I talked to a resident of the building next to the one that was hit. She was standing outside. Her name was Tamara Beruashvili, and she was pretty blunt about what she thinks Russia is trying to do to Ukraine right now.

TAMARA BERUASHVILI: These terrorists - they are targeting the civil infrastructure. They just want us Ukrainians to freeze in cold.

ROTT: And, you know, that was something we heard from Kyiv Mayor Vitali Klitschko, too. Here he is talking to local media just after the strike.

(SOUNDBITE OF ARCHIVED RECORDING)

VITALI KLITSCHKO: (Speaking Ukrainian).

ROTT: "Russia needs Ukraine without Ukrainians," he said. "We see the attacks on energy facilities. They want to leave us without heating, electricity, life."
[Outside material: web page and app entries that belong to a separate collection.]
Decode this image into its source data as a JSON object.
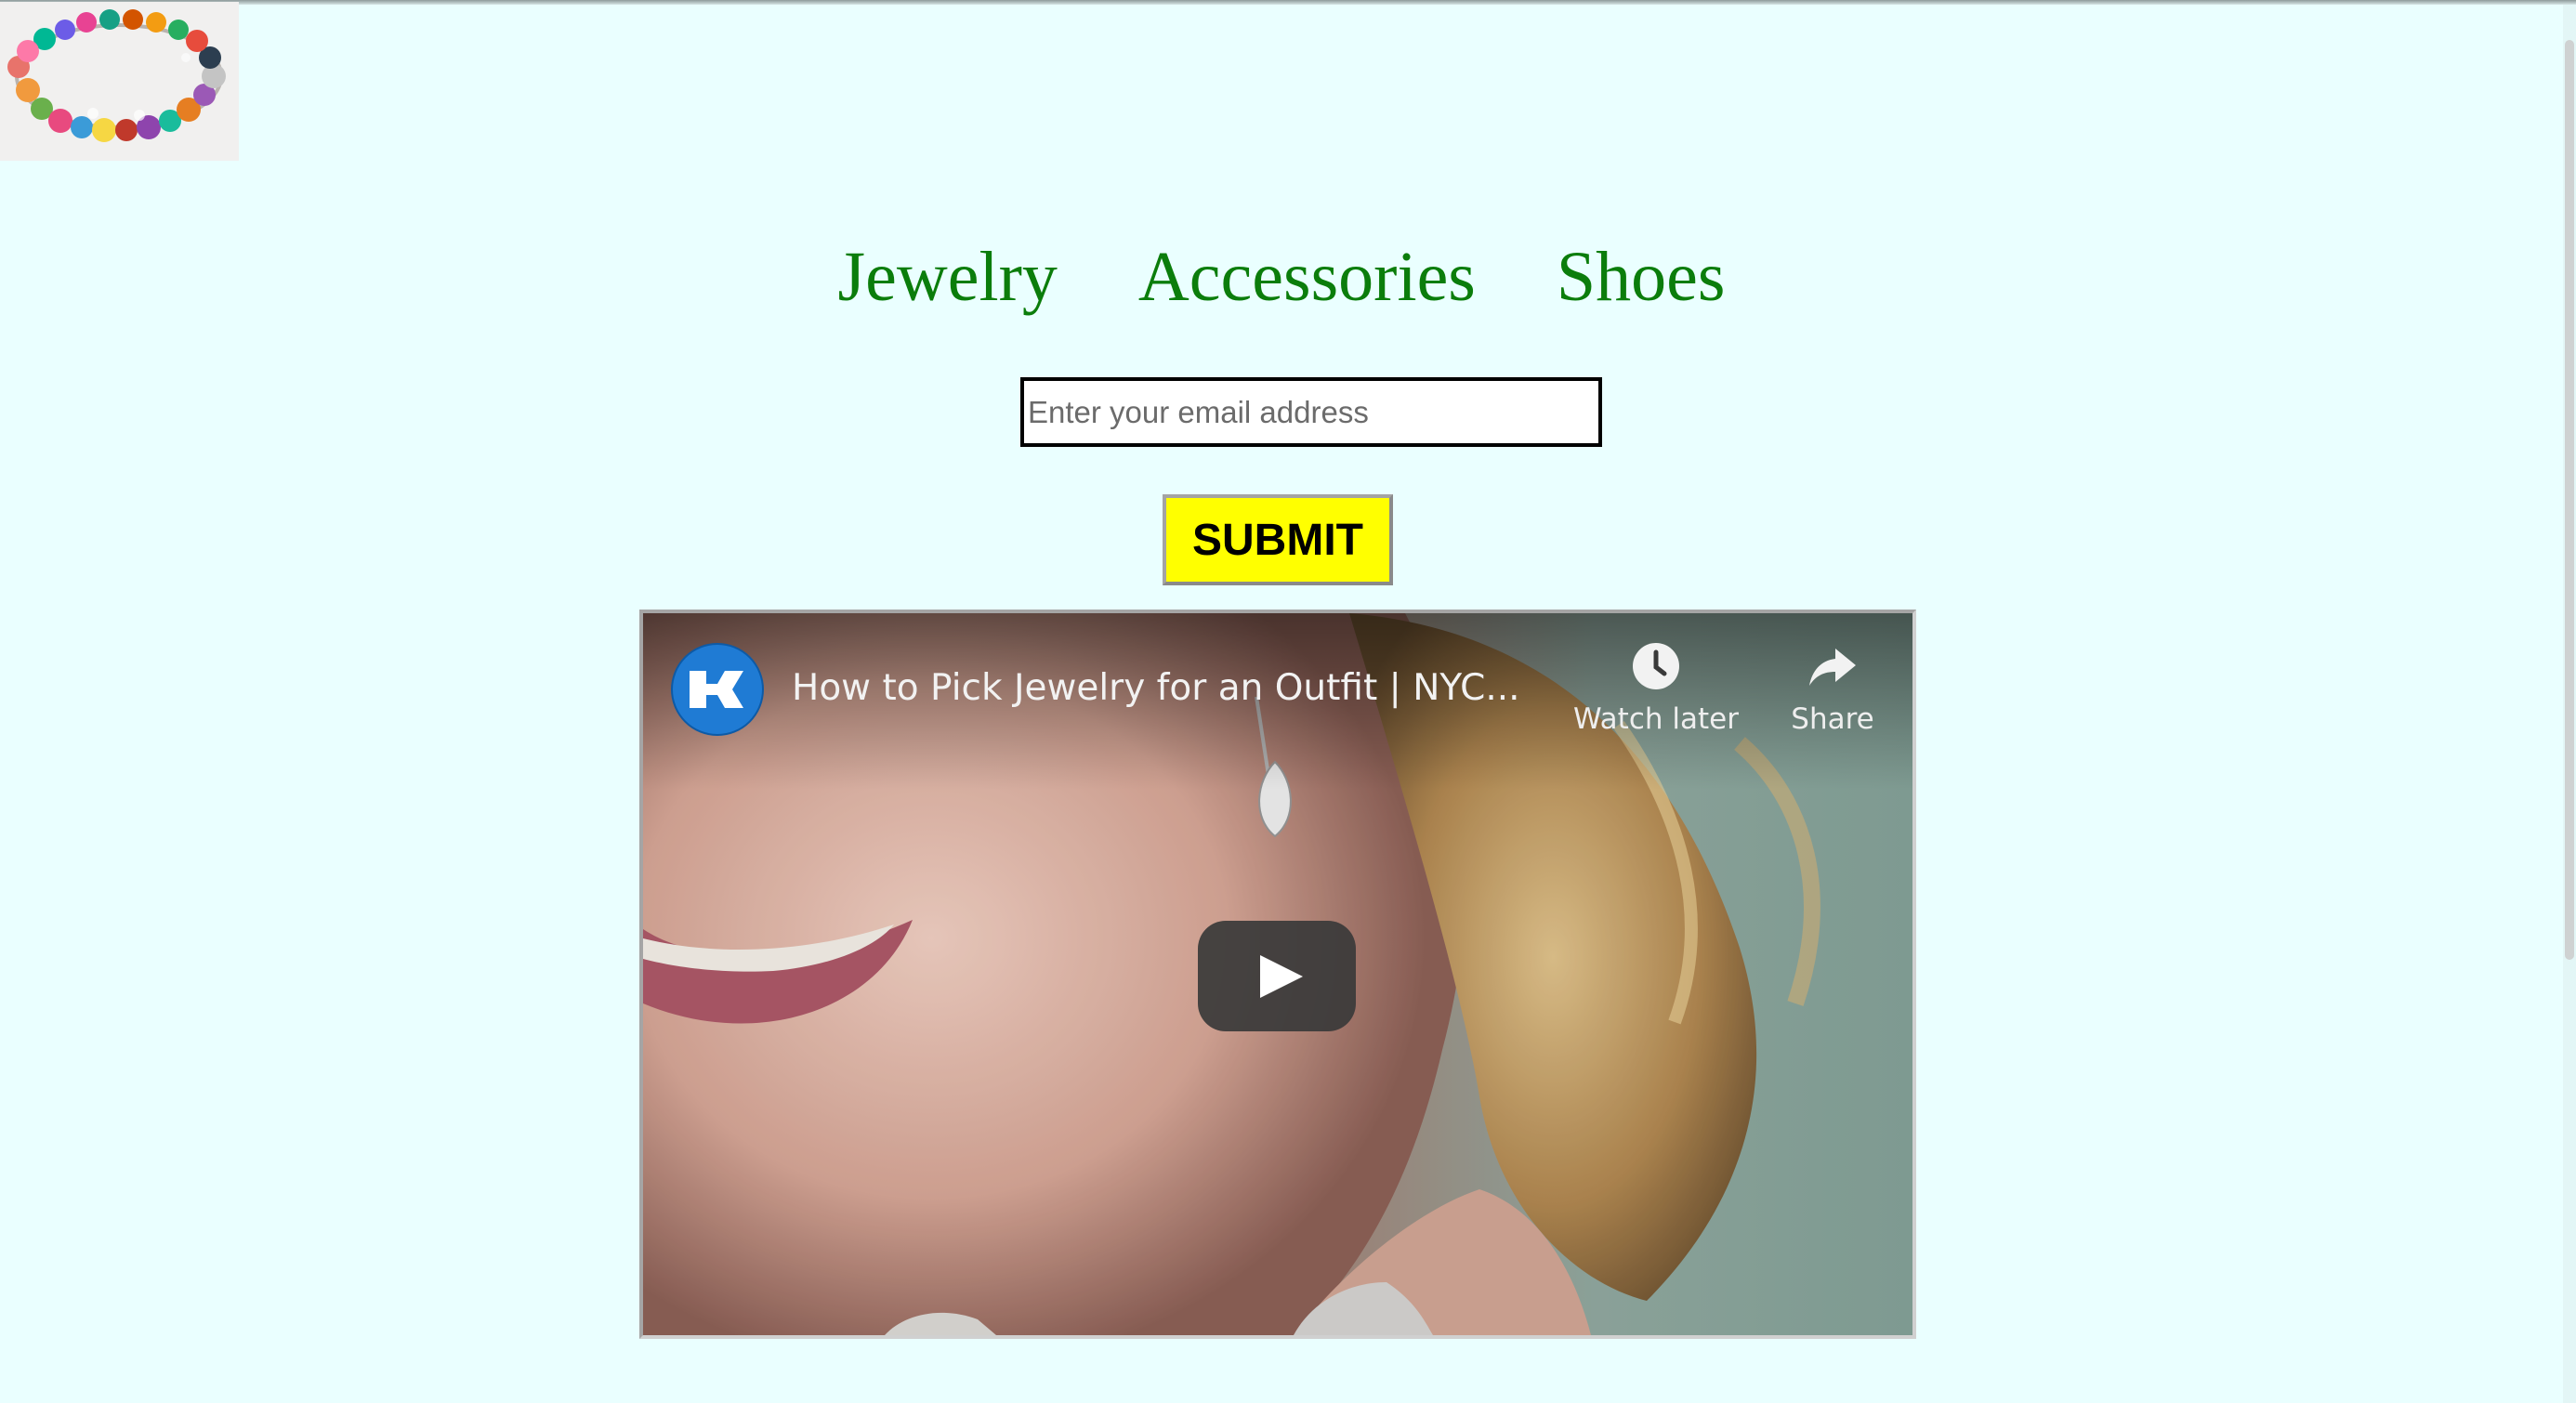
{
  "logo": {
    "alt": "Beaded bracelet",
    "icon": "bracelet-image"
  },
  "nav": {
    "items": [
      {
        "label": "Jewelry"
      },
      {
        "label": "Accessories"
      },
      {
        "label": "Shoes"
      }
    ]
  },
  "signup": {
    "email_placeholder": "Enter your email address",
    "email_value": "",
    "submit_label": "SUBMIT"
  },
  "video": {
    "title": "How to Pick Jewelry for an Outfit | NYC...",
    "watch_later_label": "Watch later",
    "share_label": "Share",
    "channel_icon": "channel-logo-icon",
    "play_icon": "play-icon"
  },
  "colors": {
    "background": "#eaffff",
    "nav_link": "#0b7d0b",
    "submit_bg": "#ffff00",
    "play_button": "#3a3939"
  }
}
PFEIFFER: Nate, is it clear how much these Russian attacks have damaged Ukraine's energy infrastructure?

ROTT: Yeah, well, Ukraine's president, Volodymyr Zelenskyy, and other officials have said that about 30% of the country's energy infrastructure has been damaged by Russian attacks. And - look, that wasn't all in the last couple of days. Multiple thermal plants and substations have been hit in the last week. There was widespread missile attacks last week in particular. You know, we were without power in Lviv in the western part of the country while we were doing reporting there. Power outages continue to occur in many cities and towns around Ukraine, so officials here are urging people to conserve electricity as much as they can and to stock up on water.

PFEIFFER: We've been hearing about Russia's recent losses on the battlefield. Are these strikes related to that?
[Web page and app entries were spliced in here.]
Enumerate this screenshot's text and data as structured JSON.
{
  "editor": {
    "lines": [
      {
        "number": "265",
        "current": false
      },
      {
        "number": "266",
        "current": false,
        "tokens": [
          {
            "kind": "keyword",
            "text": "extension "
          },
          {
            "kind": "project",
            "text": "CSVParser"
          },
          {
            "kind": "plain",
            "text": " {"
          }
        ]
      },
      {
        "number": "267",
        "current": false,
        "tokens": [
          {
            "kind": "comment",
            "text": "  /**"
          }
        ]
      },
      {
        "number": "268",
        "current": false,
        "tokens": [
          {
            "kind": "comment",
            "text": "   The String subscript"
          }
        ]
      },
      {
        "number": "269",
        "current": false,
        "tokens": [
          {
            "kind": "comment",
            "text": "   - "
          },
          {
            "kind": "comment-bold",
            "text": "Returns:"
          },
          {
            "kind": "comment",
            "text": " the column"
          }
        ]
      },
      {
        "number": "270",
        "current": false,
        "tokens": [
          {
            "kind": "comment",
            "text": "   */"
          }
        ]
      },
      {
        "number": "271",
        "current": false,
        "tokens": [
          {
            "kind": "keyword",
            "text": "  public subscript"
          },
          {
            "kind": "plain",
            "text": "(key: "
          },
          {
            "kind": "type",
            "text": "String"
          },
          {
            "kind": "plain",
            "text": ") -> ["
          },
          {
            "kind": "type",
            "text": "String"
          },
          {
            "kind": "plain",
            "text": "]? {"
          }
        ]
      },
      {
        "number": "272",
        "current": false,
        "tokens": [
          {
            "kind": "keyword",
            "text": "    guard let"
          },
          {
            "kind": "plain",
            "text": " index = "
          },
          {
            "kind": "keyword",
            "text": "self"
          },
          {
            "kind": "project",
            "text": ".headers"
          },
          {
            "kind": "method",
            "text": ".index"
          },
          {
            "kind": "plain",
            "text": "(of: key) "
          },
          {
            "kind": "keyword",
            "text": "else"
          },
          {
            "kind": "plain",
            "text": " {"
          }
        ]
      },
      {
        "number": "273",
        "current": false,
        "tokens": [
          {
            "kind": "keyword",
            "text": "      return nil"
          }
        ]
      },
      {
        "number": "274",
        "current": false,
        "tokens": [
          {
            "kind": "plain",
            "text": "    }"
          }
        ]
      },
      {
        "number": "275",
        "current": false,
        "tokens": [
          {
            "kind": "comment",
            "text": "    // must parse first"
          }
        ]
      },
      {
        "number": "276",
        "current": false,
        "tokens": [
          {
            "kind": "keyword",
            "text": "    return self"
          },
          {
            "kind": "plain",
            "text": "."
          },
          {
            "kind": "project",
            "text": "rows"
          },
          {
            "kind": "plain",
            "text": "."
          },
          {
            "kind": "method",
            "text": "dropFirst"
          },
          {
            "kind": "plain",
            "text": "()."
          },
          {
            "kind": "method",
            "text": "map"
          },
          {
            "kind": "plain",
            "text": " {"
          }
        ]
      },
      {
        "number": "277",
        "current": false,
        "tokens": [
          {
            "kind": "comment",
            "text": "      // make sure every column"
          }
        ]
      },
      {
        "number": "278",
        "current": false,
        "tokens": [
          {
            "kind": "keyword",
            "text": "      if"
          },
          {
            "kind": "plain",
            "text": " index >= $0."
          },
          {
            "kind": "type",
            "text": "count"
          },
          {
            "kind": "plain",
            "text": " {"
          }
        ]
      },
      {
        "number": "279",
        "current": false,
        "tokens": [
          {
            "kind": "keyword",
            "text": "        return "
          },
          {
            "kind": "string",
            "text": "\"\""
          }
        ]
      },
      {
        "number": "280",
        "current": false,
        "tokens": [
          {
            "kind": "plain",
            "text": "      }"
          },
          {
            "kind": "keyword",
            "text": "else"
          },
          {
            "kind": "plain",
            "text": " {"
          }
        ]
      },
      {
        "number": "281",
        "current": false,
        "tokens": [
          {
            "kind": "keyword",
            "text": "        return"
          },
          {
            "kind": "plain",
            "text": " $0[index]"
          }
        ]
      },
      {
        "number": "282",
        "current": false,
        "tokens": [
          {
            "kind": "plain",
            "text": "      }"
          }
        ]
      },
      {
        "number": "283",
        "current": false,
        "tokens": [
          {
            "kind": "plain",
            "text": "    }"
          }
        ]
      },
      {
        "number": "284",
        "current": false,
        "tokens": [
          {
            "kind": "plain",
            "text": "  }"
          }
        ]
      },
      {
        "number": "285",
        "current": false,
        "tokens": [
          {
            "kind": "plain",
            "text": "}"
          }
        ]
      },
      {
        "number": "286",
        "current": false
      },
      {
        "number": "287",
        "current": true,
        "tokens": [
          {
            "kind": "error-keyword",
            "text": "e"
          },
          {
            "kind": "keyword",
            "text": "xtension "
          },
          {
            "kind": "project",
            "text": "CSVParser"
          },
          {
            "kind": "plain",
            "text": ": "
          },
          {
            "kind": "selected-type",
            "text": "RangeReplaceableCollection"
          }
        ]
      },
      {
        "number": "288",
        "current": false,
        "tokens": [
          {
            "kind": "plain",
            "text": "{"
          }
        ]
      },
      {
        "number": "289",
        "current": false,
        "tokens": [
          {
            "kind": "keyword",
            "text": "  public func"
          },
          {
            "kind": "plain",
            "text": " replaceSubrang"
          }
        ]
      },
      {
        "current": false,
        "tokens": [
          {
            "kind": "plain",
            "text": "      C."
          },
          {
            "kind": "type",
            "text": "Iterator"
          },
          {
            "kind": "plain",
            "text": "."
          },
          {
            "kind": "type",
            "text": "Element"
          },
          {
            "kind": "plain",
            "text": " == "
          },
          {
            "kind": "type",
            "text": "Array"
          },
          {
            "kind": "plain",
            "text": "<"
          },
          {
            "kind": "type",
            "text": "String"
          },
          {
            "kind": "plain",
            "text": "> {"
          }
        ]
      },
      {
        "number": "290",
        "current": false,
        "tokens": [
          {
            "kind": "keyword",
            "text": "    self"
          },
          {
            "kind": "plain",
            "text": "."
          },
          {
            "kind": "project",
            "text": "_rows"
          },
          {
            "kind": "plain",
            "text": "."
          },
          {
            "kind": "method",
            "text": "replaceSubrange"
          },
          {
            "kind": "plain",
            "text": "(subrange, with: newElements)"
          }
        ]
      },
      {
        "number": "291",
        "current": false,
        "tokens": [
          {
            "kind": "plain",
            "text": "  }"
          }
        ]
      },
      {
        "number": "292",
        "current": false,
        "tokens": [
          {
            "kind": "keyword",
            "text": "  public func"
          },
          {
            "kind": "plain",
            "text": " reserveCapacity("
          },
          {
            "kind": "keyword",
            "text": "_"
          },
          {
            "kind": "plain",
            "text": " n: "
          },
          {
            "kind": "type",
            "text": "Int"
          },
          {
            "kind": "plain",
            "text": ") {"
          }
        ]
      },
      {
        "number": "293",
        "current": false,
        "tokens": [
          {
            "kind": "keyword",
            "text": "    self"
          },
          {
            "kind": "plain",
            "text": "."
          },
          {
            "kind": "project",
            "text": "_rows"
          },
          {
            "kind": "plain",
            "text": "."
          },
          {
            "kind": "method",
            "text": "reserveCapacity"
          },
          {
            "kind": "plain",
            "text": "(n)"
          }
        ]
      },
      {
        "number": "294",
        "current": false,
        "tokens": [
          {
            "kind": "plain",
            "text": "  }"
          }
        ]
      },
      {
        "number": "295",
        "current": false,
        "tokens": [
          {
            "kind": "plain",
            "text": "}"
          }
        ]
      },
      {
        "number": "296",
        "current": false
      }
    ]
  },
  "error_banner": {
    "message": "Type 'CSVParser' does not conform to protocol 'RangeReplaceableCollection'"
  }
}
ROTT: You know, that's certainly how the Ukrainians are framing it. And I mean, you know, look, Ukraine has had a lot of success in recent weeks in retaking territory from Russia, particularly in the country's northeast. You know, obviously, Russia did not expect this. It thought it could take the country in a few days. And now areas they have taken are slowly slipping from their grasp.

And so this could absolutely be seen as a punishment, or it could be seen as a way to try to break the will of Ukrainian people who are hugely supportive of taking back all of these lands. A Gallup poll released today, which was conducted by phone, found that 70% of Ukrainians said their country should continue fighting until it wins the war. What winning looks like, obviously, is still a really big question. But with winter approaching, there are a lot of concerns about how the civilian population is going to fare in cities like here in Kyiv if there's no power or water.

PFEIFFER: That's NPR's Nate Rott in the Ukrainian capital. Nate, thanks for reporting on this.

ROTT: Yeah, thank you. Transcript provided by NPR, Copyright NPR.

Nathan Rott is a correspondent on NPR's National Desk, where he focuses on environment issues and the American West.